What you need to do
Your job is to copy the data that follows exactly, every line included.

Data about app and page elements
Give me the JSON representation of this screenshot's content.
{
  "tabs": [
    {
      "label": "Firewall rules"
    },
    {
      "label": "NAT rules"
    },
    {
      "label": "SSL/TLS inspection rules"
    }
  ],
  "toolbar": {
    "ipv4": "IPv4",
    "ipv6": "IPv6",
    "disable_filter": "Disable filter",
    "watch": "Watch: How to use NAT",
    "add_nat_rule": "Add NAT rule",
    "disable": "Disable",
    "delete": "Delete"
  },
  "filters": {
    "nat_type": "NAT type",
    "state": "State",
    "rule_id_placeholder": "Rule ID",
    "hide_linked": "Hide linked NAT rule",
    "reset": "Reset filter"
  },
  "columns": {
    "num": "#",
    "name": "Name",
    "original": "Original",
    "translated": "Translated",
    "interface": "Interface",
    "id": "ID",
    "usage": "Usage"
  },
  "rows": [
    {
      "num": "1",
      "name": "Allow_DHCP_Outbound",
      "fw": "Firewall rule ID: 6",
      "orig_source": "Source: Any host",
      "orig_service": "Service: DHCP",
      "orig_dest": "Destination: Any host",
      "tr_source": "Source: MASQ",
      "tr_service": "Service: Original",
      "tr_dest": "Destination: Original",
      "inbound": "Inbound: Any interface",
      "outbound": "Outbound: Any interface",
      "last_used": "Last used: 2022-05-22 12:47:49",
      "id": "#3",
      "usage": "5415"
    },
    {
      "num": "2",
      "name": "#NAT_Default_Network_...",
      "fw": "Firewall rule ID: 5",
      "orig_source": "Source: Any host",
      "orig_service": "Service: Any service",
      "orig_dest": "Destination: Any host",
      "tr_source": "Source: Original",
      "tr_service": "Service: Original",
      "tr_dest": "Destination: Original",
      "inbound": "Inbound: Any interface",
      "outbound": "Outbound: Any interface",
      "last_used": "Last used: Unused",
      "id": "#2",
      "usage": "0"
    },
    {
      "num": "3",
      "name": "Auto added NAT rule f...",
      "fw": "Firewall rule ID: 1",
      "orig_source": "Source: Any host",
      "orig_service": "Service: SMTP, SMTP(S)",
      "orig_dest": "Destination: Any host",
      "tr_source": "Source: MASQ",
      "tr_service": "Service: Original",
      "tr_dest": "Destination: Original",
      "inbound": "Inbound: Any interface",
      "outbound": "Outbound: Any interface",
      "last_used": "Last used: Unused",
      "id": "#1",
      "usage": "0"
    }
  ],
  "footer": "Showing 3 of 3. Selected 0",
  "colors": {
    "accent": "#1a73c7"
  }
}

Exercise response
Give me the JSON representation of this screenshot's content.
{
  "tabs": [
    {
      "label": "Firewall rules"
    },
    {
      "label": "NAT rules"
    },
    {
      "label": "SSL/TLS inspection rules"
    }
  ],
  "toolbar": {
    "ipv4": "IPv4",
    "ipv6": "IPv6",
    "disable_filter": "Disable filter",
    "watch": "Watch: How to use NAT",
    "add_nat_rule": "Add NAT rule",
    "disable": "Disable",
    "delete": "Delete"
  },
  "filters": {
    "nat_type": "NAT type",
    "state": "State",
    "rule_id_placeholder": "Rule ID",
    "hide_linked": "Hide linked NAT rule",
    "reset": "Reset filter"
  },
  "columns": {
    "num": "#",
    "name": "Name",
    "original": "Original",
    "translated": "Translated",
    "interface": "Interface",
    "id": "ID",
    "usage": "Usage"
  },
  "rows": [
    {
      "num": "1",
      "name": "Allow_DHCP_Outbound",
      "fw": "Firewall rule ID: 6",
      "orig_source": "Source: Any host",
      "orig_service": "Service: DHCP",
      "orig_dest": "Destination: Any host",
      "tr_source": "Source: MASQ",
      "tr_service": "Service: Original",
      "tr_dest": "Destination: Original",
      "inbound": "Inbound: Any interface",
      "outbound": "Outbound: Any interface",
      "last_used": "Last used: 2022-05-22 12:47:49",
      "id": "#3",
      "usage": "5415"
    },
    {
      "num": "2",
      "name": "#NAT_Default_Network_...",
      "fw": "Firewall rule ID: 5",
      "orig_source": "Source: Any host",
      "orig_service": "Service: Any service",
      "orig_dest": "Destination: Any host",
      "tr_source": "Source: Original",
      "tr_service": "Service: Original",
      "tr_dest": "Destination: Original",
      "inbound": "Inbound: Any interface",
      "outbound": "Outbound: Any interface",
      "last_used": "Last used: Unused",
      "id": "#2",
      "usage": "0"
    },
    {
      "num": "3",
      "name": "Auto added NAT rule f...",
      "fw": "Firewall rule ID: 1",
      "orig_source": "Source: Any host",
      "orig_service": "Service: SMTP, SMTP(S)",
      "orig_dest": "Destination: Any host",
      "tr_source": "Source: MASQ",
      "tr_service": "Service: Original",
      "tr_dest": "Destination: Original",
      "inbound": "Inbound: Any interface",
      "outbound": "Outbound: Any interface",
      "last_used": "Last used: Unused",
      "id": "#1",
      "usage": "0"
    }
  ],
  "footer": "Showing 3 of 3. Selected 0",
  "colors": {
    "accent": "#1a73c7"
  }
}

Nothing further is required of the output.